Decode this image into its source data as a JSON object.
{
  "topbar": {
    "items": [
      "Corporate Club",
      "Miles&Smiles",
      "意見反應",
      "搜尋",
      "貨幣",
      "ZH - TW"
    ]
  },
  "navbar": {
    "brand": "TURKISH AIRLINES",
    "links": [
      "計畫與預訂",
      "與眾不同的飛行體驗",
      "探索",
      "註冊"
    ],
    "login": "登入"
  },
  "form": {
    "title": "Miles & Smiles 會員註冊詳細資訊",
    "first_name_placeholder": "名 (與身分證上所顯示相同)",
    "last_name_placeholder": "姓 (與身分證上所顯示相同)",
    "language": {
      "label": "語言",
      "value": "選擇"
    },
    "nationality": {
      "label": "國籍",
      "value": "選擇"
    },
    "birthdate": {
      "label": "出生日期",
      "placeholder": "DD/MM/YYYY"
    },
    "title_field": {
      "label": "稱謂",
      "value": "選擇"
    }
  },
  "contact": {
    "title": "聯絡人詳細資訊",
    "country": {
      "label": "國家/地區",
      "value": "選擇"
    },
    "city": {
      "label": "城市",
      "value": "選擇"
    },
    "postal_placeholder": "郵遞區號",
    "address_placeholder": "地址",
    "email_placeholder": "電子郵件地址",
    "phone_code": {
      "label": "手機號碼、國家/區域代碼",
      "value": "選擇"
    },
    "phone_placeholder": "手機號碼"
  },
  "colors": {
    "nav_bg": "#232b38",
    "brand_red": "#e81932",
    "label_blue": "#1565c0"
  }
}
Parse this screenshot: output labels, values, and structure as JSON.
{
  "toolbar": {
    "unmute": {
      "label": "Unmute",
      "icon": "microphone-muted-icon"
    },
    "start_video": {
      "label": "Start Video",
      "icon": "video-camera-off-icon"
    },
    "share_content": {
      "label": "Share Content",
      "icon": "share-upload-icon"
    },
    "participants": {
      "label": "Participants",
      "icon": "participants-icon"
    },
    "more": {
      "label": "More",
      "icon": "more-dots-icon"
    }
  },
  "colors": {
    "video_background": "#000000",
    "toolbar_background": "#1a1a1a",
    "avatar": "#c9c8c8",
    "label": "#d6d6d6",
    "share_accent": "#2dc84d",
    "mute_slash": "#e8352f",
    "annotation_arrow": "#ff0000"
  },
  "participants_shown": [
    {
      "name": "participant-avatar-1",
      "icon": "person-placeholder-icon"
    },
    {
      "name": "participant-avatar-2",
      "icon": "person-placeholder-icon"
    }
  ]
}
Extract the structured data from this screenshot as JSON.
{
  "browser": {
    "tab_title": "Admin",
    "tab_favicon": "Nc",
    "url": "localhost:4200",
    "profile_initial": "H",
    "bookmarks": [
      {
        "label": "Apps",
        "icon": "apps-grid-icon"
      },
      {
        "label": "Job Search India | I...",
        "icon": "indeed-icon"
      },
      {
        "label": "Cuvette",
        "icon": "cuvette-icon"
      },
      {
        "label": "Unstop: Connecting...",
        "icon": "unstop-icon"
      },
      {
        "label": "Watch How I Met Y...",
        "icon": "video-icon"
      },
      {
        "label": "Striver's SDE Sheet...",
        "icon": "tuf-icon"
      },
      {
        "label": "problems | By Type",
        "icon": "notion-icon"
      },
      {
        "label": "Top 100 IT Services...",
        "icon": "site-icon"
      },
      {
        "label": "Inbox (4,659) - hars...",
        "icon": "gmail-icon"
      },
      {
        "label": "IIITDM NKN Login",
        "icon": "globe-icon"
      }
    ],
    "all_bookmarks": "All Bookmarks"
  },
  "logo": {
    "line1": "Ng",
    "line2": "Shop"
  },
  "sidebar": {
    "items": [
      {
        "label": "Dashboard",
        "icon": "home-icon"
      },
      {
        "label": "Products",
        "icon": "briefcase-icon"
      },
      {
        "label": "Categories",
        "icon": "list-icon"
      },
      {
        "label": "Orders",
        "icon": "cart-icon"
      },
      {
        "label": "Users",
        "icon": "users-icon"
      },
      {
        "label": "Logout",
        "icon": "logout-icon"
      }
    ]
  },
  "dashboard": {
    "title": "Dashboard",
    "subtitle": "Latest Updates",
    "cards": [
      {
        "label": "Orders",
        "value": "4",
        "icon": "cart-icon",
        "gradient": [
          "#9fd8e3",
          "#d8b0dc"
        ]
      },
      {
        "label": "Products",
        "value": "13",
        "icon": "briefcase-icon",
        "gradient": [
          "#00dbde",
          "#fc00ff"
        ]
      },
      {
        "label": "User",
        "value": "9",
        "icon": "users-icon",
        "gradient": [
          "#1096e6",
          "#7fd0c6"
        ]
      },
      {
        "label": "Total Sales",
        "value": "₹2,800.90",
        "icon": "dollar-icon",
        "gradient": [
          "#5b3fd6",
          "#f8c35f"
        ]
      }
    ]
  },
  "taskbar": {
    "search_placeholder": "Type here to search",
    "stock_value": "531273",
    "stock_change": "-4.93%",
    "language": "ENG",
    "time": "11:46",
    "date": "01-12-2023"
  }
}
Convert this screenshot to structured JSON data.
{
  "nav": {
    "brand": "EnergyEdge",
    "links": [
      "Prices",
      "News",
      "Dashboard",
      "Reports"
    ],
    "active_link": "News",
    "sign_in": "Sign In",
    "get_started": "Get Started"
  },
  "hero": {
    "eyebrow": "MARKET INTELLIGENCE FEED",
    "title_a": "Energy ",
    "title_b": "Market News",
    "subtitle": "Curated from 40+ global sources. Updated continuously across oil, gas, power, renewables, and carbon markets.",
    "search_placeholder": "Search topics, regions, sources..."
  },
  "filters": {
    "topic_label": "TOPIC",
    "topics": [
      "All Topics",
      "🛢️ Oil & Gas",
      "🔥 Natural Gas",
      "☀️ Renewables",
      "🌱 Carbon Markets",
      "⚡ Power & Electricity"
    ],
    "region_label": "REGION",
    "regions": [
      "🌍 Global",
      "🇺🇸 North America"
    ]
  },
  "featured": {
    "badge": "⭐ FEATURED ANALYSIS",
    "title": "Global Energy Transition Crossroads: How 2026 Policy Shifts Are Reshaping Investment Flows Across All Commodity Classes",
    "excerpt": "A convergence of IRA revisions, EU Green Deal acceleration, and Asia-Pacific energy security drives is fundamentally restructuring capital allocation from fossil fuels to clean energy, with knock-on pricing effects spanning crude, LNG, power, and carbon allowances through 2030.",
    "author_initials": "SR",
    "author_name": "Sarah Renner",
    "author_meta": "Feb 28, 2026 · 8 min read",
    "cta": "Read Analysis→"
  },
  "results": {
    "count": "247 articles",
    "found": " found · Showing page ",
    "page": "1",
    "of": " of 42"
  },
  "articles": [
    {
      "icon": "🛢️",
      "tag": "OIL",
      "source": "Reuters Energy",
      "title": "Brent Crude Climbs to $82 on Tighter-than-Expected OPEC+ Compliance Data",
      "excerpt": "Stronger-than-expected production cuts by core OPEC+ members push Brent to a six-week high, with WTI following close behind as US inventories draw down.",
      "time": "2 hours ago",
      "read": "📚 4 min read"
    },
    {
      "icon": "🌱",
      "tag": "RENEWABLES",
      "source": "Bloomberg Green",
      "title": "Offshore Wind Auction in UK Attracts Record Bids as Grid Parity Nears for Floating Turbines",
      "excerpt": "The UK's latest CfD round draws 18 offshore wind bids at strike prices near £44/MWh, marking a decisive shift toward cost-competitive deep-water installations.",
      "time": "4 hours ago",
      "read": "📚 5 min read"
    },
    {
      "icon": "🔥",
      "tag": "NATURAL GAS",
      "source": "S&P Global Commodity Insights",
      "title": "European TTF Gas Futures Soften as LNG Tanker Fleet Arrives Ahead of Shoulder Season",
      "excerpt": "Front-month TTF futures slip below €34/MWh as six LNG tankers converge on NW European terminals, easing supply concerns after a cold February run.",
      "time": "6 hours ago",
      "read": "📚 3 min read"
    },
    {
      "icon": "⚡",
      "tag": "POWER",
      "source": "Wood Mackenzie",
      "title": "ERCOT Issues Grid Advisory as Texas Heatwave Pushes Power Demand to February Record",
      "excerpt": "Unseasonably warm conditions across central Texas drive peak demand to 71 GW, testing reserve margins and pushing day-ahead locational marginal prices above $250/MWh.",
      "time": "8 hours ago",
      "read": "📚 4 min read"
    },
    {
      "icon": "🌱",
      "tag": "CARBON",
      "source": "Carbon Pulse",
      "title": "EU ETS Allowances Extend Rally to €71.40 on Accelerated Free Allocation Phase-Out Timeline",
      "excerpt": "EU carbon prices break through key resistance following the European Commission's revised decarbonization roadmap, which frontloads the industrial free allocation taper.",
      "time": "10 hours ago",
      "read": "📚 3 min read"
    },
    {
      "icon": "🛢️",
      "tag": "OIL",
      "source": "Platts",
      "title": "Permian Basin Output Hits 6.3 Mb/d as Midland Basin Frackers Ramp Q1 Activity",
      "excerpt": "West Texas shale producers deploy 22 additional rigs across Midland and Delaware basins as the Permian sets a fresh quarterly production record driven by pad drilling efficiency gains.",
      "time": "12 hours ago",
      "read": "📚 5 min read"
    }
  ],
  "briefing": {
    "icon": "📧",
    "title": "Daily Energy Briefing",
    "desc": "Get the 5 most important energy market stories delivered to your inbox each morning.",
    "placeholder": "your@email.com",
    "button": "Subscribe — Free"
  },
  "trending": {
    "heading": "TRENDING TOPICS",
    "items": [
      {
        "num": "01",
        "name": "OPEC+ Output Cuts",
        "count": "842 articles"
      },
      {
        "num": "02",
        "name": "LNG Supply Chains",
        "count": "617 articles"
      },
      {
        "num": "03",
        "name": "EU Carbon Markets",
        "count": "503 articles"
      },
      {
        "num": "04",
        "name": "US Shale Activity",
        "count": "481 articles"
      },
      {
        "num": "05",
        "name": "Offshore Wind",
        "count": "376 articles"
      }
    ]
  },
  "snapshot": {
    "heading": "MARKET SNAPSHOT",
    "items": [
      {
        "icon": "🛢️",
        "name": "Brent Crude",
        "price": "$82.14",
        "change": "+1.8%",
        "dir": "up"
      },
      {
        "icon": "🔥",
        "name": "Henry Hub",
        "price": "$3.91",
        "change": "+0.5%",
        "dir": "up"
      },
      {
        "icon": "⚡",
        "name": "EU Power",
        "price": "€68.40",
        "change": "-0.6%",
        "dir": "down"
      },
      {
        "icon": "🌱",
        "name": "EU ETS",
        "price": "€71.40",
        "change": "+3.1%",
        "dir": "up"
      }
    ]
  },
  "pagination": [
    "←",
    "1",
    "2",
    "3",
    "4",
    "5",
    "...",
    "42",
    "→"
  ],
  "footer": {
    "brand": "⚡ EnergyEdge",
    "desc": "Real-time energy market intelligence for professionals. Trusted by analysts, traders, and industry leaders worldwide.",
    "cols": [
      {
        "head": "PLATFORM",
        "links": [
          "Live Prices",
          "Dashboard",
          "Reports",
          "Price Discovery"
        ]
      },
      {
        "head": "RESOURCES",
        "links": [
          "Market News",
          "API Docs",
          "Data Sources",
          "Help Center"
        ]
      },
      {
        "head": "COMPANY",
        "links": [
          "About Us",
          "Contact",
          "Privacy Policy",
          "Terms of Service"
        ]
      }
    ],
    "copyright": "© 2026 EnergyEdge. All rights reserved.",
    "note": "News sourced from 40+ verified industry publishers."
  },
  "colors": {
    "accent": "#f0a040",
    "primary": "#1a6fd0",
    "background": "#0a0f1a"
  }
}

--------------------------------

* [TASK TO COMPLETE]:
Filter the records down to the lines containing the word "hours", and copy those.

* [OUTPUT OF THE TASK]:
      "time": "2 hours ago",
      "time": "4 hours ago",
      "time": "6 hours ago",
      "time": "8 hours ago",
      "time": "10 hours ago",
      "time": "12 hours ago",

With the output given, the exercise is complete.